But, you might say, that was in 1302. Times change! Surely, by the time of the Enlightenment, the Catholic church was no longer teaching such an illiberal view. Let's put that to the test with the encyclical Mirari Vos, issued by Pope Gregory XVI in 1832:
This shameful font of indifferentism gives rise to that absurd and erroneous proposition which claims that liberty of conscience must be maintained for everyone. It spreads ruin in sacred and civil affairs, though some repeat over and over again with the greatest impudence that some advantage accrues to religion from it. "But the death of the soul is worse than freedom of error," as Augustine was wont to say. When all restraints are removed by which men are kept on the narrow path of truth, their nature, which is already inclined to evil, propels them to ruin.
...We must include that harmful and never sufficiently denounced freedom to publish any writings whatever and disseminate them to the people, which some dare to demand and promote with so great a clamor. We are horrified to see what monstrous doctrines and prodigious errors are disseminated far and wide in countless books, pamphlets, and other writings which, though small in weight, are very great in malice.
Thirty years on, there's Pope Pius IX's 1864 Syllabus of Errors, which listed a variety of statements which were all condemned as heretical. Here's one of the statements it contains which, according to the Catholic church, is an error and a heresy:
Every man is free to embrace and profess that religion which, guided by the light of reason, he shall consider true.
Even as late as 1906, Pope Pius X wrote in Vehementer Nos:
That the State must be separated from the Church is a thesis absolutely false, a most pernicious error.
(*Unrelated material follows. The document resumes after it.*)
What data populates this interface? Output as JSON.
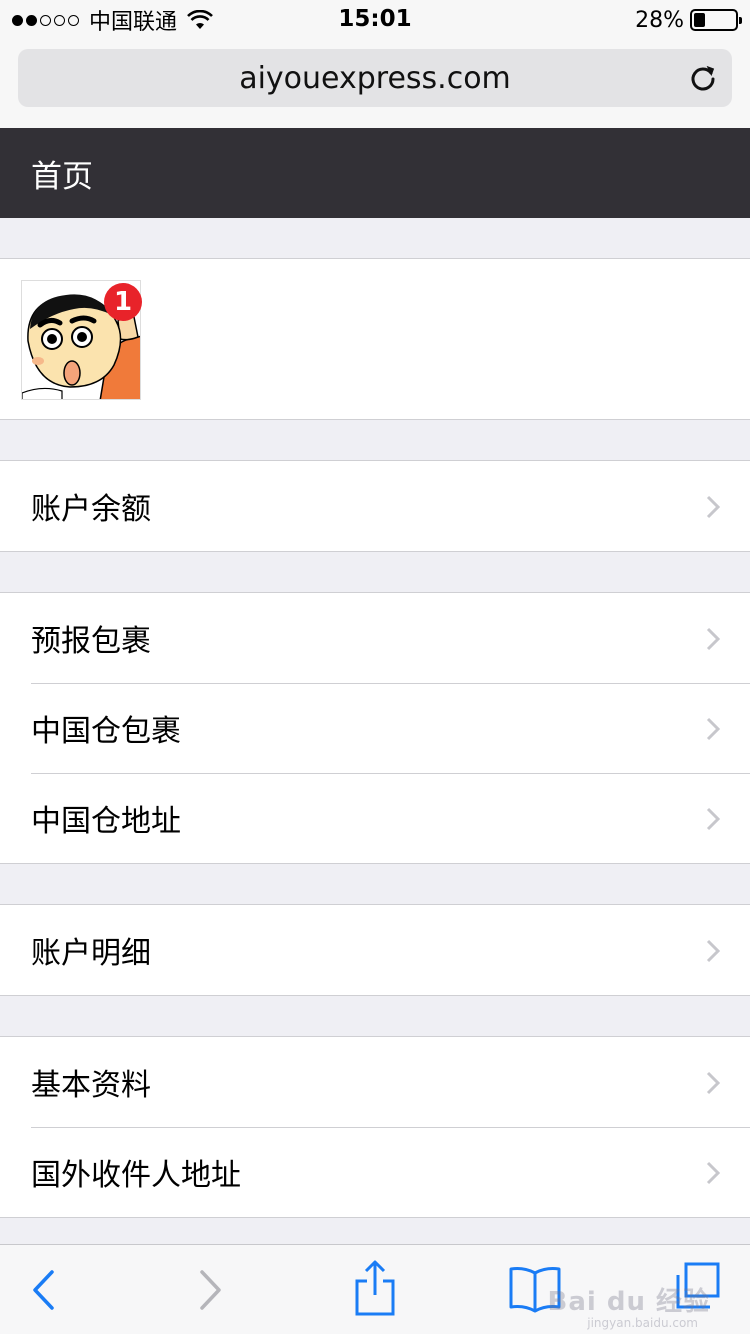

Granted, the church did retreat from this absolutist stance with the 1965 Dignitatis Humanae. But the point remains: In the era of America's founding, popes were still fiercely condemning religious tolerance and secularism as pernicious heresies. (In fact, as late as 1781, the year Thomas Jefferson wrote Notes on the State of Virginia, the Spanish Inquisition was still burning heretics.) I didn't cite the views of influential Protestants in this essay, but could just as easily have quoted them to similar effect. And again, as I pointed out in my original essay - if its implicit Christianity was widely understood, why was the Constitution attacked for being insufficiently godly?
When given the opportunity, Christian rulers persecuted, tortured and butchered dissenters to the fullest of their ability (as indeed most religious rulers have done). It was only during the Enlightenment, in a population wearied by perpetual religious war, that a few brilliant thinkers conceived of the idea of religious freedom and secularism as a way to stanch the bloodshed. Once the ideas of democracy and human rights became solidly established, then the religious authorities adapted to them, changed their views, and proclaimed that they had been in favor of them all along. Far from Christian beliefs inspiring the Constitution, the opposite is true: it was the Constitution, and the ideals of democracy more generally, that have been a liberalizing and civilizing force on the Christian church.
Image: Library of Congress main reading room, via Wikimedia Commons